(P. J. Hollenbeck)
STRUCTURES OF BIOLOGICAL
Read: Chap 2: pp. 50-59; Panels 2-3 thru 2-6;
DVD 2.1-2.3; Problems 11-13; Q2-19
Download from the web syllabus the set of extra figures
that accompany this lecture>
Questions and classes
(A) What we want to know about the macromolecules that make up the cell
(1) There are 4 major classes of macromolecules in the cell that we will consider
repeatedly through out this course.
They have the common chemical composition of :
C, H, O, N, P, S.
They are synthesized from smaller, “building block” molecules
which allows efficient recycling and turnover of the macromolecules in the cell.
they are otherwise very different.
(2) Take the opportunity now to re-familiarize yourself with each of these 4 groups of
As you study them, ask yourself: What are the properties of each?
Which of the seven functional groups do they contain? What building blocks comprise
them, and how are they constructed?
Do they form larger polymers or other
associations? Where are they found in the cell, and what are their functions?
4 classes of macromolecules
(1) Lipids – we will consider steroids and phospholipids, which between them
constitute the bulk of the plasma and organelle membranes.
(2) Carbohydrates – monosaccharides (e.g., glucose, ribose, etc) are the building
blocks for oligosaccharides (e.g., the carbohydrate chains attached to membrane
proteins), and polysaccharides (e.g., cellulose, glycogen, starch)
(3) Nucleic acids – nucleotides are the building blocks for DNA and RNA, as well as

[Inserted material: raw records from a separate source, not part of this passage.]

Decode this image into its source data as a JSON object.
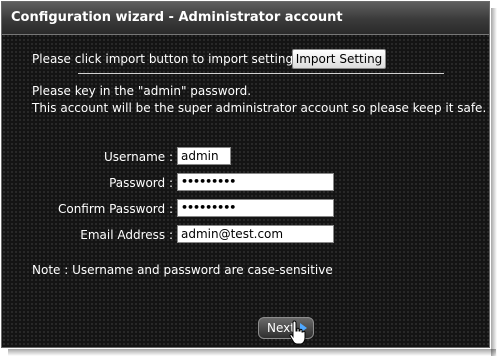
{
  "window": {
    "title": "Configuration wizard - Administrator account"
  },
  "import": {
    "prompt": "Please click import button to import setting:",
    "button_label": "Import Setting"
  },
  "info": {
    "line1": "Please key in the \"admin\" password.",
    "line2": "This account will be the super administrator account so please keep it safe."
  },
  "form": {
    "username": {
      "label": "Username :",
      "value": "admin"
    },
    "password": {
      "label": "Password :",
      "value": "•••••••••"
    },
    "confirm_password": {
      "label": "Confirm Password :",
      "value": "•••••••••"
    },
    "email": {
      "label": "Email Address :",
      "value": "admin@test.com"
    }
  },
  "note": "Note : Username and password are case-sensitive",
  "footer": {
    "next_label": "Next"
  },
  "icons": {
    "next": "arrow-right-icon",
    "cursor": "hand-pointer-icon"
  }
}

energy substrates and phosphate sources for a multitude of cellular reactions.
(4) Proteins – amino acids are the building blocks of polypeptides (protein molecules)
Structure and function

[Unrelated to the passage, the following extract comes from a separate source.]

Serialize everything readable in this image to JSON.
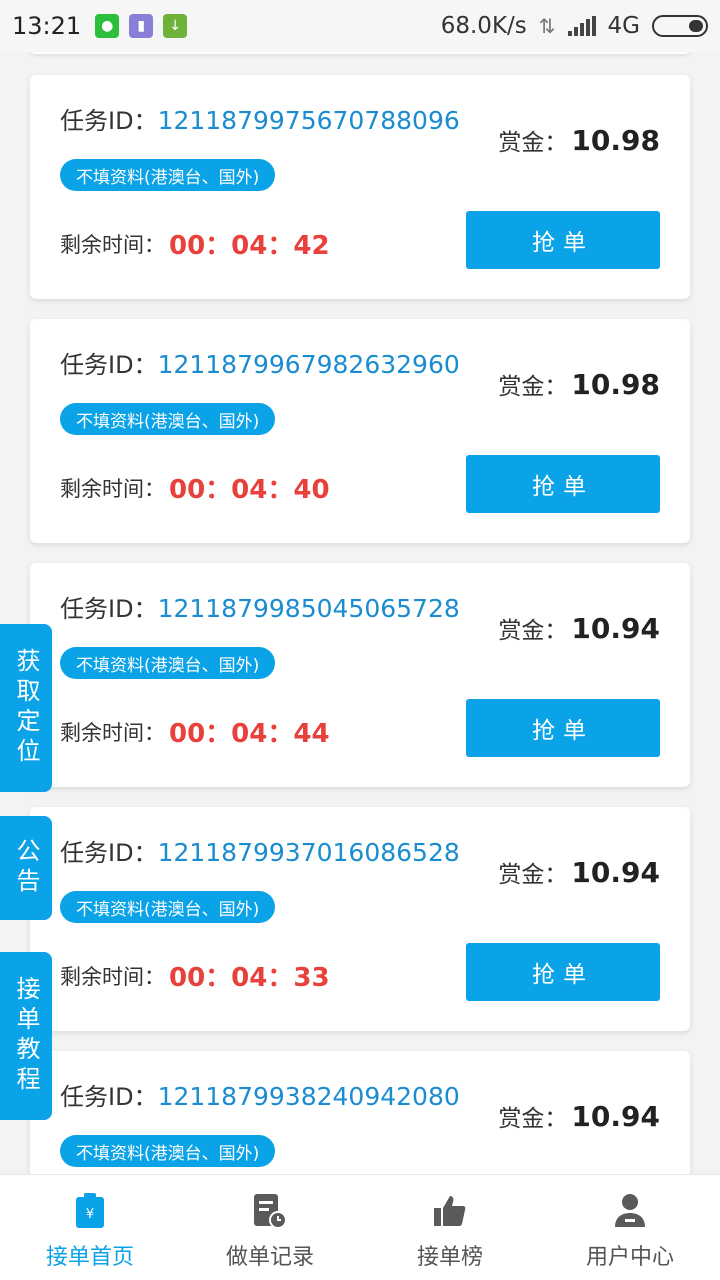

(1) Lipids in the cell come in 2 general flavors – those with acyl chains
and those with carbon ring backbones.
(2) Those with ring backbones are steroids such as cholesterol (see
shares a 4-ring structure with other steroids but has substituent groups that are unique.
The ring structure is rigid and planar.
The –OH group confers some polar character.
(3) Lipids with acyl chains include triglycerides and phospholipids (see
These have a glycerol backbone, connected by ester linkages to fatty acid chains (2
each for phospolipids, 3 for triacyglycerols).
The long acyl chains can have entirely
single (saturated) C-C bonds, or a mixture of single and double (unsaturated) C-C